Timeline: The row over school closures in England
The debate over whether pupils should be in class in England has been raging for weeks.
Teachers and parents have been left confused over whether children should return to school following a series of announcements and U-turns from the Government in the run-up and during the festive break.
Here are some of the key moments in the row on school closures and testing over the past month:
– December 8:
Schools in England were told they could take an inset day on the last Friday of term so staff have a “proper break” from identifying potential coronavirus cases ahead of Christmas.
It came after heads called on the Government to give schools the flexibility to switch to remote learning for the final few days of term amid concerns about the safety of staff and families over the holidays.
– December 10:
Health Secretary Matt Hancock announced that secondary school pupils in the worst-affected areas of London, Essex and Kent would be tested for coronavirus.
The decision to keep schools open in the final week of term was questioned by unions following a rise in infection rates among secondary school pupils.
But Mr Hancock said keeping schools open was “right for education and for public health”.
– December 13:
Schools in Greenwich were asked by the council to close and switch to remote learning in the final week of term due to rising coronavirus rates.
– December 14:
Education Secretary Gavin Williamson told Greenwich council to keep schools open to all pupils or it would face legal action.
Mr Williamson issued a temporary continuity direction to the London Borough of Greenwich demanding it withdraw letters to head teachers and parents which advised schools to close.
It came after London mayor Sadiq Khan had called on the Government to consider closing all secondary schools and colleges in London early and reopen later in January due to coronavirus.
– December 15:
The leader of Greenwich Council said he has “no choice” but to ask schools to remain open following threats of legal action from the Government.
Mr Williamson welcomed the decision as he said children’s education was a “national priority”.
The Government announced that every secondary school and college in England would be given access to rapid coronavirus tests from January.
– December 17:
Ministers announced that secondary school and college pupils’ return to class in England would be staggered in the first week of January to allow headteachers to roll out mass testing of children and staff.
Exam-year students were told they would go back to school as normal after the Christmas holidays, but the majority of secondary school pupils would start the term online.
– December 18:
Headteachers, governors and teachers were told they would receive the “full support” of their union or professional association if they decided they could not carry out coronavirus tests at the start of term.
Education unions and professional associations jointly warned that testing in secondary schools and colleges would not be ready at the start of January due to the Government’s last-minute announcement.

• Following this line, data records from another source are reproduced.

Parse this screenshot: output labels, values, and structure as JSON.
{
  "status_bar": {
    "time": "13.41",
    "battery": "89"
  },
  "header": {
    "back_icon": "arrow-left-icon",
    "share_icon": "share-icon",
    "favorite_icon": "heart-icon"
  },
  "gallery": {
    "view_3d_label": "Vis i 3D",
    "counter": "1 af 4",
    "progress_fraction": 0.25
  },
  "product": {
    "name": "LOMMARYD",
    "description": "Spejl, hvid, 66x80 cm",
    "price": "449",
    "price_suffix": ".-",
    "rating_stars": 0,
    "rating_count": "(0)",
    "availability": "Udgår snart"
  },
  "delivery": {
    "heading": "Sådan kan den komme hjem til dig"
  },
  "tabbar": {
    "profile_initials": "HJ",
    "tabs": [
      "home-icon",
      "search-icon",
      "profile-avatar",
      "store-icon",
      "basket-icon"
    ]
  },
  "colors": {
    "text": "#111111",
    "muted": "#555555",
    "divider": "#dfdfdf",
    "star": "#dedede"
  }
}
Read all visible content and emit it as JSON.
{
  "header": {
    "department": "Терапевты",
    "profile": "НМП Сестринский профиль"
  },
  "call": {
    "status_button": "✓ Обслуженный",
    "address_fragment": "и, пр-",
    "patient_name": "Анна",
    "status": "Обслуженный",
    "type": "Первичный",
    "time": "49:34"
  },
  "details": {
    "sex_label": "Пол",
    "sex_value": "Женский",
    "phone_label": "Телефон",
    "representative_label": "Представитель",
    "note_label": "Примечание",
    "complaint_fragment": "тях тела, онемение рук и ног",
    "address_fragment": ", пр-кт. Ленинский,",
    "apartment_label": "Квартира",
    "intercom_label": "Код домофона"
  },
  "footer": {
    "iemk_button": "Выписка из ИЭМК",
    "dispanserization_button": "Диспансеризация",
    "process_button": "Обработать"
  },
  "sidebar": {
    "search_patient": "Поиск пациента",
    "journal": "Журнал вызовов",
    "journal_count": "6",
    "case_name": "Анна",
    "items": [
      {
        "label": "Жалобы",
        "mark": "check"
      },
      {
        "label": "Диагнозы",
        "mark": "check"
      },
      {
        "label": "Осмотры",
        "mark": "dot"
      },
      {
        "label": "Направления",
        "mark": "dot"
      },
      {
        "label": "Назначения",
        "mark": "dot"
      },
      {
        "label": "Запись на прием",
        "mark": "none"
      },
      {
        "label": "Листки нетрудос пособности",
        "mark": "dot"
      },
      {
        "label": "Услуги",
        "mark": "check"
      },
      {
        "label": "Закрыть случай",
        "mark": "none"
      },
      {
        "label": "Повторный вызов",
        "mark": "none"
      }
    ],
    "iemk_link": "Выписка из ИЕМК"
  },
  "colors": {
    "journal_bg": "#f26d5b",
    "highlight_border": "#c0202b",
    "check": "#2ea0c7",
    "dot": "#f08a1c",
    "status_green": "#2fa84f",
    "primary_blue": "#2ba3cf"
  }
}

– December 21:
Boris Johnson said he wanted schools to reopen as planned at the start of January, but he said measures were being kept “under constant review”.
The Prime Minister told a Downing Street press conference that the Government wanted secondary school pupils to return to face-to-face lessons in a staggered way in the new year if they “possibly” could, but he said the “commonsensical thing to do” was to follow the path of the epidemic.
– December 28:
Cabinet Office minister Michael Gove said the Government hoped the staggered reopening of schools in England would go ahead as planned.
Amid concerns about the rise in Covid-19 cases, Mr Gove said ministers were confident primary school pupils and Year 11 and Year 13 pupils in England would be able to return in the first week of January.
– December 30:
The Government announced primary school pupils in some of the areas hardest hit by Covid-19 would not return to class as planned from the start of term, with the Government putting its U-turn down to rising infection rates and the spread of the new variant of coronavirus.
Ministers announced that Year 11 and Year 13 pupils would return to school a week later than planned, from January 11, while other secondary and college students would go back on January 18.
But Mr Williamson said the vast majority of primary schools would return on January 4, apart from students in parts of London, Essex, Kent, East Sussex, Buckinghamshire, and Hertfordshire.
– December 31:
The Education Secretary said he was “absolutely confident” that there would be no further delays to school reopenings and he said the rescheduled staggered return dates would remain in place.
His comments came as minutes from a meeting between the Scientific Advisory Group for Emergencies (Sage) and ministers on December 22 revealed members had warned that schools needed to be closed to bring down transmission.
– January 1:
Mr Williamson announced that all London primary schools would remain shut to most pupils at the start of term, instead of just those in certain parts of the city as he had stated earlier in the week.
The Education Secretary said the U-turn on the capital’s primary schools was a “last resort”.
– January 3:
The Prime Minister told parents to send primary-age children back to schools which remained open this week despite growing calls to close them.
Boris Johnson said he understood concerns about children returning for the new term, but said he had “no doubt” that schools were safe and that education was a “priority”.
A number of councils urged the Government to allow schools to remain closed in other areas, while teaching unions called for all schools to be shut for a fortnight at the start of term.
– January 4:
The Prime Minister announced that primary schools, secondary schools and colleges will move to remote education from tomorrow, except for vulnerable children and the children of keyworkers, until the February half-term.
Mr Johnson said the move on schools means “it’s not possible or fair for all exams to go ahead this summer, as normal”.